When I plan for the school year, I always plan with the end result in mind. I'm horrible at starting small with daily lessons and working my way toward a year's worth of plans. I really don't think I could do it that way.  Not that there's anything wrong with it, it's just not how my mind works. I have to think about where I need my students to be at the end of the year (according to my goals and my state's expectations via our standardized test) and work backwards from there. I like to layout one subject at a time, because it's hard for me to juggle multiple subjects.  I typically start with math, since it's my favorite.
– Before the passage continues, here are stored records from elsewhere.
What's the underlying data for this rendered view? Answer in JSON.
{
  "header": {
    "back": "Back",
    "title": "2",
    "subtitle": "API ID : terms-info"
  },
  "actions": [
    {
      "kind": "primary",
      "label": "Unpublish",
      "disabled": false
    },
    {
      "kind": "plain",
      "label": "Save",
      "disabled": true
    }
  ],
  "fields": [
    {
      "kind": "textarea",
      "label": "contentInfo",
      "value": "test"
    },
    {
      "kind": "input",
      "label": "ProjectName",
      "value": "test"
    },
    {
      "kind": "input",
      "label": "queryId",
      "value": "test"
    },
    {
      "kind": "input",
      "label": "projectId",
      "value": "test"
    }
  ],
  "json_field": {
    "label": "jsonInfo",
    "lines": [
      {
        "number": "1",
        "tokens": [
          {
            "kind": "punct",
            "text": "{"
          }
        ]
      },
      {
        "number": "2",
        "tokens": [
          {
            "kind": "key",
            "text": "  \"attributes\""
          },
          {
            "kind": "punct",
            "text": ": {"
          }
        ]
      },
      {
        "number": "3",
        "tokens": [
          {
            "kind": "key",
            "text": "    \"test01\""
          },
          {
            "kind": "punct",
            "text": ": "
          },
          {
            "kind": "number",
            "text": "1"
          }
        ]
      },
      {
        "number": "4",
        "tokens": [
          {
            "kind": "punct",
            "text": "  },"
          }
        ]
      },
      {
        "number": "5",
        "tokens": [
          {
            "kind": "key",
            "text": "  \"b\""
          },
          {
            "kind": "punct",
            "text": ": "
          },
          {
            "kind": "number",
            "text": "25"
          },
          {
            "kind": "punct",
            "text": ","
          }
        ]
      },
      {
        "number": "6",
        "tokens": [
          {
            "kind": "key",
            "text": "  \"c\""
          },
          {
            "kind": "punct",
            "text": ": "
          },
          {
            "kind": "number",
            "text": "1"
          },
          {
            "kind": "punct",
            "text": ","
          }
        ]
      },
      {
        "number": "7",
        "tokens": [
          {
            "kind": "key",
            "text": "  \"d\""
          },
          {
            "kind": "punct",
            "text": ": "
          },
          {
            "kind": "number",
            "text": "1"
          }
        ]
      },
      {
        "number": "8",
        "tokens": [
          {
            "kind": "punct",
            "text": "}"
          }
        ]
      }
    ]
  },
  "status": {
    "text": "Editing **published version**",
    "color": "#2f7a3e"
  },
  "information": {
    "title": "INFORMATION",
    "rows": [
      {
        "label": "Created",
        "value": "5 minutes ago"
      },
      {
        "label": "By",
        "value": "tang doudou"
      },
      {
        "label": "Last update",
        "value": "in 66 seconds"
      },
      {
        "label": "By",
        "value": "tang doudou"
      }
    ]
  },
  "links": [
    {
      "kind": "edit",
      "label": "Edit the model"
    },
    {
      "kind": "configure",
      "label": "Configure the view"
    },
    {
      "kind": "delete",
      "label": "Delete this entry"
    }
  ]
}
I first print out all of my standards (for the hundredth time) and decide what units I need to teach, and all of the standards and skills in each unit. I usually create a table for each unit I teach, and I write every skill that I will need to teach underneath the unit.
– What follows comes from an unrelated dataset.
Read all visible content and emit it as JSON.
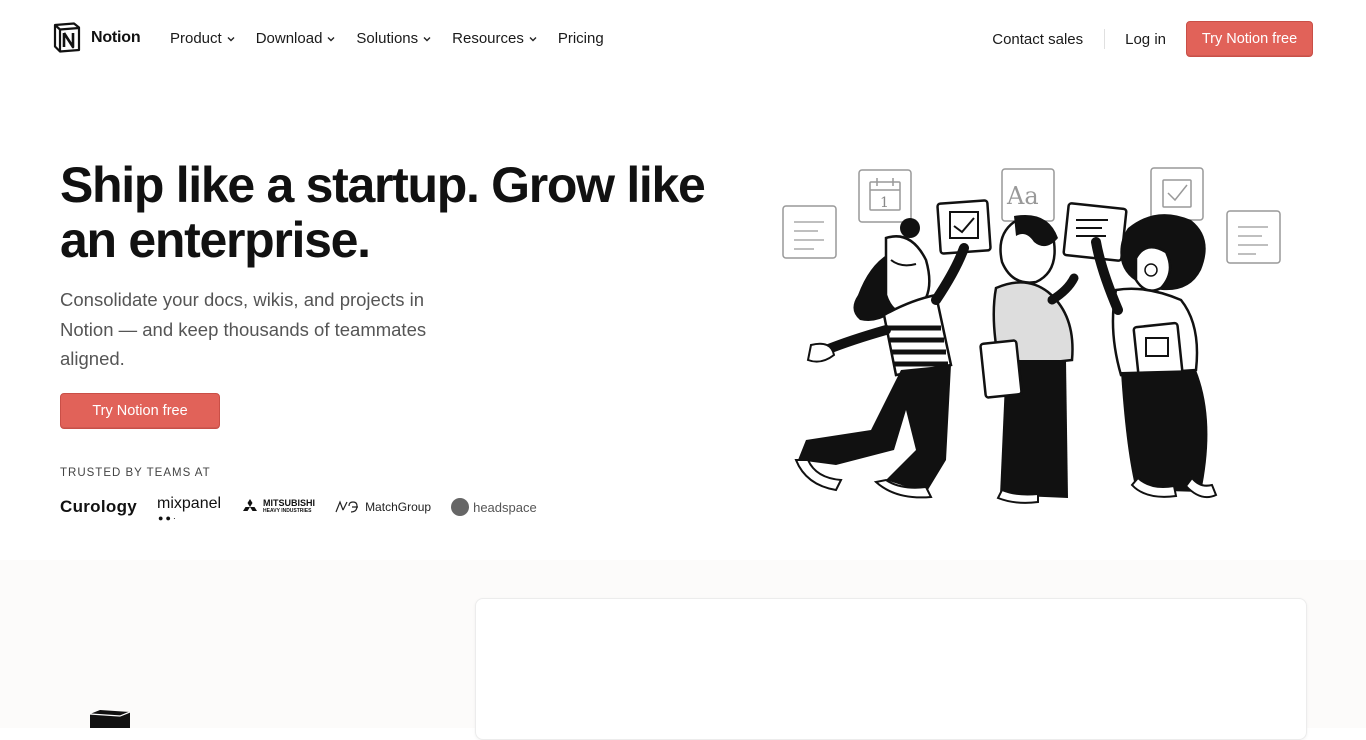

Once I know which skills and standards I plan to teach within each unit, I begin pacing my units. I have an advantage, because I've been teaching third grade for a while now, so I have a good idea of what to expect. For example, thanks to incredible second grade teachers, I know that I will probably only need to spend a week on place value and a week on addition and subtraction. For me, the hardest units to pace are social studies and science, because I have so much to teach in such a short period of time! You can see below how many small units I have to teach!  It's not nearly that bad with my other subjects! 

As I begin pacing my units, I have to keep in mind all of the procedural lessons I teach during the first 9-weeks, and that my students will take their state test during the middle of the fourth 9-weeks. I also have a curriculum map that I have to keep in mind, but I do try to use a good dose of common sense along with the curriculum map, because there are definitely some things that just don't add up!

I also have a visual pacing guide that I shared last summer. I've made several changes to it, so I've created many new things since last summer!

Once I have my units mapped out, it's so much easier for me to actually plan lessons for that unit. I like having a time frame to plan around, because it's is so incredibly easy for me to lose track of time once I'm in the middle of teaching a unit. I could seriously drag some units out for weeks, when in reality there just isn't time. When I write my units, I try to incorporate a variety of instructional practices and techniques to keep learning interesting and fun for my students. I also try to create activities that will lend themselves toward differentiation and to think about how I can formally and informally assess my students.

If I'm feeling overly ambitious, I also try to organize my units into weekly plans. The picture below is just a really rough outline of what my weekly unit overview might look like. Don't judge the handwriting:)

Of course nothing can be set in stone, because who really knows how what's going to happen during the year or how your students will respond to certain concepts and lessons. This is just an outline to make day-to-day planning easier. If I need an extra day on something, I take it, but I do try to stay on pace all year long.  I constantly assess during all of my units to see if I need to add or take away anything, because I don't want to end the unit and my class still not understand the concept.  However, I don't teach in a perfect world, and it does occasionally happen. In those instances, I often try to squeeze in a few extra lessons, especially on essential skills.  Fortunately, it's usually only a small handful of students still struggling with the concept, so I do keep moving forward. However, I'll continue meeting with those students in a small group on that skill.

My daily lesson plans come last, and those are my least favorite to write. I think that's where you really have to look at your students and decide how to make the most out of each of your lessons. That's when I really think about how I plan to differentiate for my students, because it's hard to plan that in advance. I also like to use my informal assessments to help guide my daily plans, because I just never know what surprises my students will have in store for me!

I've created a document with all of the forms I mentioned above, and you can click here for a copy!